So my latest course brief has taken me to a topic closer to home. Not necessarily more ‘comfortable’ but I’m pretty experienced when it comes to periods. Lets say having had them for 24 years, in total – I make it about 270 periods I’ve had. On average 5 days long – about 1350 menstruating days. So no pressure then…
Brief: Create a zine/booklet thats discusses a taboo topic of your choice. The zine booklet must contain a minimum of 8 pages and must suit and reflect the topic chose.
The topic of menstruation and periods is still taboo.
For many years periods have been seen as being a negative event, a curse. Although we now have better science and understanding along with education and the internet now to put us right, period blood itself is still considered poisonous to humans, animals and plants in certain cultures around the world and there are many unbroken myths impacting women every month. For example, in Nepal women are banished to a small Chaupadi shed away from the house as it is seen as disrespectful to enter. In India, if a woman is on her period she is told to avoid cooking, as she will pollute the food.
Aside from the more extreme beliefs, in the UK there is still a barrier to women talking openly both between themselves and with men about periods. Finding a tampon is often a secret mission around the office. Why do women feel uncomfortable telling people ‘I’m on my period’? Luckily the irrational beliefs of the 19th century that menstruating women would mean butter wouldn’t churn, ham wouldn’t cure and wine would turn to water have long since been dispelled, but there is an element of it lives on.

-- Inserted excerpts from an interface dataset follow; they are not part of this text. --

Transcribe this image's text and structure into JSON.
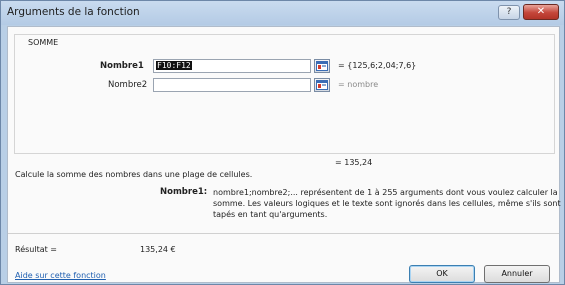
{
  "window": {
    "title": "Arguments de la fonction",
    "help_label": "?",
    "close_label": "✕"
  },
  "function": {
    "name": "SOMME",
    "args": [
      {
        "label": "Nombre1",
        "value": "F10:F12",
        "result": "= {125,6;2,04;7,6}"
      },
      {
        "label": "Nombre2",
        "value": "",
        "result": "= nombre"
      }
    ],
    "total_result": "= 135,24",
    "description": "Calcule la somme des nombres dans une plage de cellules.",
    "arg_help_label": "Nombre1:",
    "arg_help_lines": [
      "nombre1;nombre2;... représentent de 1 à 255 arguments dont vous voulez calculer la",
      "somme. Les valeurs logiques et le texte sont ignorés dans les cellules, même s'ils sont",
      "tapés en tant qu'arguments."
    ]
  },
  "result": {
    "label": "Résultat =",
    "value": "135,24 €"
  },
  "footer": {
    "help_link": "Aide sur cette fonction",
    "ok_label": "OK",
    "cancel_label": "Annuler"
  },
  "colors": {
    "accent_link": "#1f5fb0",
    "close_button": "#c4463a",
    "frame": "#b9cfe6"
  },
  "icons": [
    "collapse-dialog-icon",
    "help-icon",
    "close-icon"
  ]
}
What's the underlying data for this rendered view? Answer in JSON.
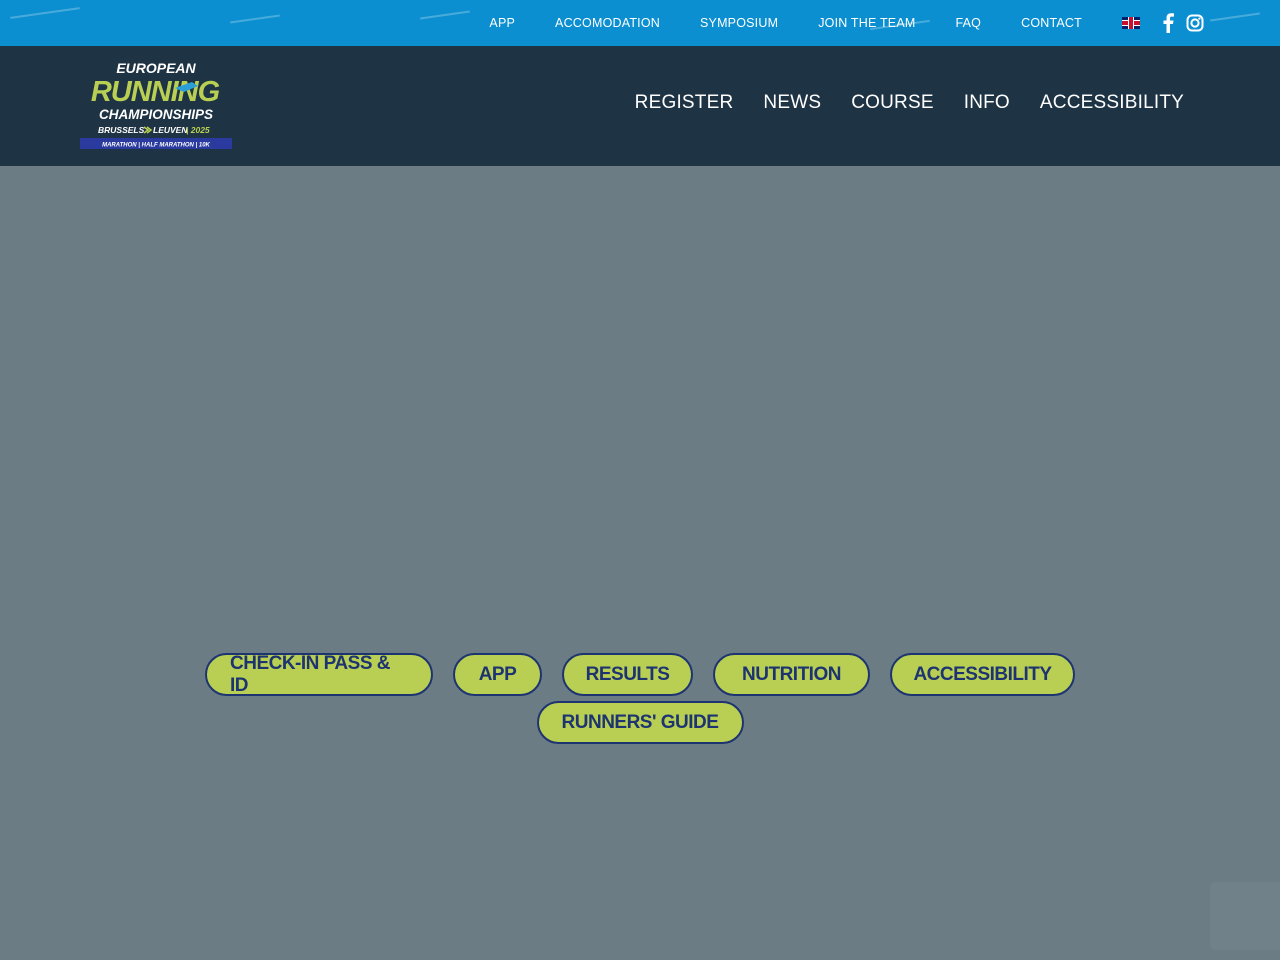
{
  "topnav": {
    "items": [
      "APP",
      "ACCOMODATION",
      "SYMPOSIUM",
      "JOIN THE TEAM",
      "FAQ",
      "CONTACT"
    ],
    "language_icon": "uk-flag-icon",
    "social_icons": [
      "facebook-icon",
      "instagram-icon"
    ]
  },
  "logo": {
    "line1": "EUROPEAN",
    "line2": "RUNNING",
    "line3": "CHAMPIONSHIPS",
    "line4_a": "BRUSSELS",
    "line4_b": "LEUVEN",
    "line4_c": "| 2025",
    "line5": "MARATHON | HALF MARATHON | 10K"
  },
  "mainnav": {
    "items": [
      "REGISTER",
      "NEWS",
      "COURSE",
      "INFO",
      "ACCESSIBILITY"
    ]
  },
  "buttons": {
    "row1": [
      "CHECK-IN PASS & ID",
      "APP",
      "RESULTS",
      "NUTRITION",
      "ACCESSIBILITY"
    ],
    "row2": [
      "RUNNERS' GUIDE"
    ]
  },
  "colors": {
    "topbar": "#0b8fd0",
    "mainbar": "#1e3344",
    "content_overlay": "#6b7c85",
    "pill_bg": "#b9cf53",
    "pill_text": "#1d3470"
  }
}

In the current day advertising has a lot to answer for telling us to be discrete, keep it secret and whisper. Even the ambiguous floral swirly packaging is centred around keeping it all hush-hush. Why do we need a special sanitary pad shaped tin to keep towels in – nicely hidden away? Why is it embarrassing if a tampon falls on the floor when you’re pulling your purse out of your overladen handbag?
Recent media campaigns have highlighted the issues with free bleeding demonstrations, as well as social media campaigns around Menstrual Hygiene Day, hashtags #menstruationmatters #periodpositive and regularly posted instagram photos of #periodblood which are trying to raise worldwide awareness.
Thankfully in the UK women relatively nowadays unchallenged in their bleeding, but the worldwide issues remain. This zine helps to educate as well as normalise periods. It emphasises its a perfectly natural process that affects all women different ways as well as adding real life experience. Getting both sexes talking periods is the first step to breaking down taboos. Education challenges ignorance and promotes a willingness to learn more.